Entries from a dataset of interfaces
<<<<

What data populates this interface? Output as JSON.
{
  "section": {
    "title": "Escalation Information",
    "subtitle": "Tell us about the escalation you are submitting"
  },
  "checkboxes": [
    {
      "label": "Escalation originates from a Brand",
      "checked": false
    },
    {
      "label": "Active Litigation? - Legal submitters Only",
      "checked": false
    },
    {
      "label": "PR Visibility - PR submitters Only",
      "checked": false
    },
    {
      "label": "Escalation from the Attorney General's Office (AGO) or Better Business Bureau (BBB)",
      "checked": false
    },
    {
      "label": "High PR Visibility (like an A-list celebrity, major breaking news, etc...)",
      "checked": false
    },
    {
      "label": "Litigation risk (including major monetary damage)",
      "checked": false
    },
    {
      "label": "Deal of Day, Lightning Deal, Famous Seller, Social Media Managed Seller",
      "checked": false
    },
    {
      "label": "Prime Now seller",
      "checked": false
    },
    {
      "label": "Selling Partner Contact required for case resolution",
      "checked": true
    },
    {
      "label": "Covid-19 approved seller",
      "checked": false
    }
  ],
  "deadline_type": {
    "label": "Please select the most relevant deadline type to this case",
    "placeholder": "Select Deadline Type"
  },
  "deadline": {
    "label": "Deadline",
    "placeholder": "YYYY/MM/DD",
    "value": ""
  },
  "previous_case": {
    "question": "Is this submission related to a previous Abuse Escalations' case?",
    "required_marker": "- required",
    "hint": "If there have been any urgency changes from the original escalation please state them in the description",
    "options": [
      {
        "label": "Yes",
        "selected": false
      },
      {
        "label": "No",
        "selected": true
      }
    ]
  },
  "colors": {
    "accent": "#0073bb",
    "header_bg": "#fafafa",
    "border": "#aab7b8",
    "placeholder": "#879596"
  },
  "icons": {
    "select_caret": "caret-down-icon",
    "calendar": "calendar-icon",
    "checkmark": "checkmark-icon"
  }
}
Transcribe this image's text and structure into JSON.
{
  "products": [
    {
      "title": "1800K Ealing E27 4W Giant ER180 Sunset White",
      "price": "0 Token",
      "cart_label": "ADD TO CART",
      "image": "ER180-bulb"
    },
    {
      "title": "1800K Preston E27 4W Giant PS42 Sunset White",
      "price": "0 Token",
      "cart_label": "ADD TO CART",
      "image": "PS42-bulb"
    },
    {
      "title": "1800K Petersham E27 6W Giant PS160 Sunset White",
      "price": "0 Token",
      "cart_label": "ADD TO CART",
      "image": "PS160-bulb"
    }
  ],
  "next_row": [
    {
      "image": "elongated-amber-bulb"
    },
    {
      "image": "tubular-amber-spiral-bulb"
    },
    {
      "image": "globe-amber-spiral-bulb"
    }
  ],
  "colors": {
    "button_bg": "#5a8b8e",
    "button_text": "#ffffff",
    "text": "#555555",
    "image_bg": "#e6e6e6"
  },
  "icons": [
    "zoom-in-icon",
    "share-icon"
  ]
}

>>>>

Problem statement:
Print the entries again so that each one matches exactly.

Answer space:
What data populates this interface? Output as JSON.
{
  "section": {
    "title": "Escalation Information",
    "subtitle": "Tell us about the escalation you are submitting"
  },
  "checkboxes": [
    {
      "label": "Escalation originates from a Brand",
      "checked": false
    },
    {
      "label": "Active Litigation? - Legal submitters Only",
      "checked": false
    },
    {
      "label": "PR Visibility - PR submitters Only",
      "checked": false
    },
    {
      "label": "Escalation from the Attorney General's Office (AGO) or Better Business Bureau (BBB)",
      "checked": false
    },
    {
      "label": "High PR Visibility (like an A-list celebrity, major breaking news, etc...)",
      "checked": false
    },
    {
      "label": "Litigation risk (including major monetary damage)",
      "checked": false
    },
    {
      "label": "Deal of Day, Lightning Deal, Famous Seller, Social Media Managed Seller",
      "checked": false
    },
    {
      "label": "Prime Now seller",
      "checked": false
    },
    {
      "label": "Selling Partner Contact required for case resolution",
      "checked": true
    },
    {
      "label": "Covid-19 approved seller",
      "checked": false
    }
  ],
  "deadline_type": {
    "label": "Please select the most relevant deadline type to this case",
    "placeholder": "Select Deadline Type"
  },
  "deadline": {
    "label": "Deadline",
    "placeholder": "YYYY/MM/DD",
    "value": ""
  },
  "previous_case": {
    "question": "Is this submission related to a previous Abuse Escalations' case?",
    "required_marker": "- required",
    "hint": "If there have been any urgency changes from the original escalation please state them in the description",
    "options": [
      {
        "label": "Yes",
        "selected": false
      },
      {
        "label": "No",
        "selected": true
      }
    ]
  },
  "colors": {
    "accent": "#0073bb",
    "header_bg": "#fafafa",
    "border": "#aab7b8",
    "placeholder": "#879596"
  },
  "icons": {
    "select_caret": "caret-down-icon",
    "calendar": "calendar-icon",
    "checkmark": "checkmark-icon"
  }
}
Transcribe this image's text and structure into JSON.
{
  "products": [
    {
      "title": "1800K Ealing E27 4W Giant ER180 Sunset White",
      "price": "0 Token",
      "cart_label": "ADD TO CART",
      "image": "ER180-bulb"
    },
    {
      "title": "1800K Preston E27 4W Giant PS42 Sunset White",
      "price": "0 Token",
      "cart_label": "ADD TO CART",
      "image": "PS42-bulb"
    },
    {
      "title": "1800K Petersham E27 6W Giant PS160 Sunset White",
      "price": "0 Token",
      "cart_label": "ADD TO CART",
      "image": "PS160-bulb"
    }
  ],
  "next_row": [
    {
      "image": "elongated-amber-bulb"
    },
    {
      "image": "tubular-amber-spiral-bulb"
    },
    {
      "image": "globe-amber-spiral-bulb"
    }
  ],
  "colors": {
    "button_bg": "#5a8b8e",
    "button_text": "#ffffff",
    "text": "#555555",
    "image_bg": "#e6e6e6"
  },
  "icons": [
    "zoom-in-icon",
    "share-icon"
  ]
}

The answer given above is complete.